However, the Court finds that Plaintiffs have suffered no damages for the period between November 14, 1985, and April 15, 1986. This is because although Defendant had reduced Plaintiffs' hourly rate of pay, the sum total paid to Plaintiffs during that period equalled Plaintiffs' previous rate of pay. Another section of the 1985 amendment relieved Defendant of liability for *1128 non-payment of overtime between November 14, 1985 and April 15, 1986. Therefore, Plaintiffs received exactly what they were entitled to during that time period: compensation equal to the amount which they received before the 1985 amendment and before the Garcia decision.

Accordingly, the Court finds that Plaintiffs' damages, began to accrue on April 15, 1986, when Defendant did not restore Plaintiffs' hourly rate to its previous level and did not pay them overtime based on that rate of pay.

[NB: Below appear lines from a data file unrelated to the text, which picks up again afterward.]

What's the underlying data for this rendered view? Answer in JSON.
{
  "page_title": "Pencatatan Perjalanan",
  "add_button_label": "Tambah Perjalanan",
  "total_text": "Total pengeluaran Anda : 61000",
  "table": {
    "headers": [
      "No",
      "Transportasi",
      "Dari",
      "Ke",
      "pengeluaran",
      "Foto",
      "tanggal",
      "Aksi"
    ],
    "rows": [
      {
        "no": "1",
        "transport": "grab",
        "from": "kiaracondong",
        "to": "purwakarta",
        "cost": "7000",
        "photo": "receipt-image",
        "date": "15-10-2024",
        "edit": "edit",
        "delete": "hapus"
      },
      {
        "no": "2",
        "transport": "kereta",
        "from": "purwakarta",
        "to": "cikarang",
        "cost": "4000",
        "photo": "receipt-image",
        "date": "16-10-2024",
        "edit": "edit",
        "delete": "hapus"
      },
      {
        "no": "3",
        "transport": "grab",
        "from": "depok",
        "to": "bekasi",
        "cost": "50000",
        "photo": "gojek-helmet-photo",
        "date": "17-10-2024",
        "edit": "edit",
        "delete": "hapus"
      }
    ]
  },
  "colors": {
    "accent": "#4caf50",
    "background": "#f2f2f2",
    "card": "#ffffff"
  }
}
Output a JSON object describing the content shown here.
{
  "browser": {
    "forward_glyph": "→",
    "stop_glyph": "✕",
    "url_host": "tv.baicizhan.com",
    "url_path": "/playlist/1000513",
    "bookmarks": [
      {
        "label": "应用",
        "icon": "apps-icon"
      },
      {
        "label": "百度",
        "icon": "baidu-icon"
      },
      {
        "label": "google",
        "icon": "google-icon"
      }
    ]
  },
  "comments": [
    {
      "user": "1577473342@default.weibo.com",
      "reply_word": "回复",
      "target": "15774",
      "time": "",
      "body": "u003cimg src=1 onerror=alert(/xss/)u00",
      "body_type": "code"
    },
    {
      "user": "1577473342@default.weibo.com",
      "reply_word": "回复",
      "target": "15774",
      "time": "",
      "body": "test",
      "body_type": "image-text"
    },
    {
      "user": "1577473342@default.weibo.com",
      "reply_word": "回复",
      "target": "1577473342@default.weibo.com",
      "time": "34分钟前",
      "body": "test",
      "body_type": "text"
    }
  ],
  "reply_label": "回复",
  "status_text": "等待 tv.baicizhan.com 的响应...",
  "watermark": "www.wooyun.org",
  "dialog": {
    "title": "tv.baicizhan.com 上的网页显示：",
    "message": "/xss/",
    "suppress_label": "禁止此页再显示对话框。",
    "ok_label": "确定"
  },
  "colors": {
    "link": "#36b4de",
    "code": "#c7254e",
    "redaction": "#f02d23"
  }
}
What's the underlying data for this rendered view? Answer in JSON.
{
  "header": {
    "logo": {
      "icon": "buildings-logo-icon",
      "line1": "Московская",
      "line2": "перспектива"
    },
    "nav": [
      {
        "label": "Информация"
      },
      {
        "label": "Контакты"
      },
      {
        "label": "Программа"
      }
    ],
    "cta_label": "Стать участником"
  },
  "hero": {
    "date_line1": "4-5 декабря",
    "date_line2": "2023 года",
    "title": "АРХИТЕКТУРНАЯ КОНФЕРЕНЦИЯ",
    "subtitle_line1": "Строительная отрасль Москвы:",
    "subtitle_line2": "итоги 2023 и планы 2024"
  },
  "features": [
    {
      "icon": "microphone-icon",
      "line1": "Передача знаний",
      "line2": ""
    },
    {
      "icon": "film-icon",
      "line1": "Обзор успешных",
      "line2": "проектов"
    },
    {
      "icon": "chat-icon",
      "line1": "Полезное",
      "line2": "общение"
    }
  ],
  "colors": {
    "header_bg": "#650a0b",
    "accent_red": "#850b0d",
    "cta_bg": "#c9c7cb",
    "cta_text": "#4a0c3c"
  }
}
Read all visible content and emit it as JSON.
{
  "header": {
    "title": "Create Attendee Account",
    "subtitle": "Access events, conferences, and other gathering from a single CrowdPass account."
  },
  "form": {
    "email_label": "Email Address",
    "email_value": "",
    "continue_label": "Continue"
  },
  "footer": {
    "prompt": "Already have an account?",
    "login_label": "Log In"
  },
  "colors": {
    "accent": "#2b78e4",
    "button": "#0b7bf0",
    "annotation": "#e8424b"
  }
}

Because the Court has no information from which it can determine the amount of Plaintiffs' damages, the Court will issue a separate order setting the amount of Plaintiffs' damages for hearing.

 
Defendant's Motion for Summary Judgment on its Counterclaim

Defendant's counterclaim seeks the return of "extra compensation" it has paid Plaintiffs in the form of premium overtime. Because this Court has ruled that Defendant has in fact not paid Plaintiffs any overtime in accordance with the FLSA, this Court finds that Defendant's motion for summary judgment on its counterclaim is moot.

 
Conclusion

Because this Court has found that Defendant is in violation of section 8 of the 1985 amendment to the FLSA and has not paid Plaintiffs overtime pursuant to section 7 of the FLSA:

It is therefore ORDERED that Plaintiffs' motion for summary judgment on its claims against Defendant is granted;

It is further ORDERED that Defendant's motion for summary judgment on Plaintiffs' claims against Defendant is denied.

NOTES

[1] February 19, 1985, was the actual date of the Garcia decision. The Supreme Court denied rehearing on April 15, 1985.

[2] Defendant reduced Plaintiffs' hourly rate of pay effective August 31, 1985. The amendment to the FLSA, containing § 8, was enacted on November 14, 1985.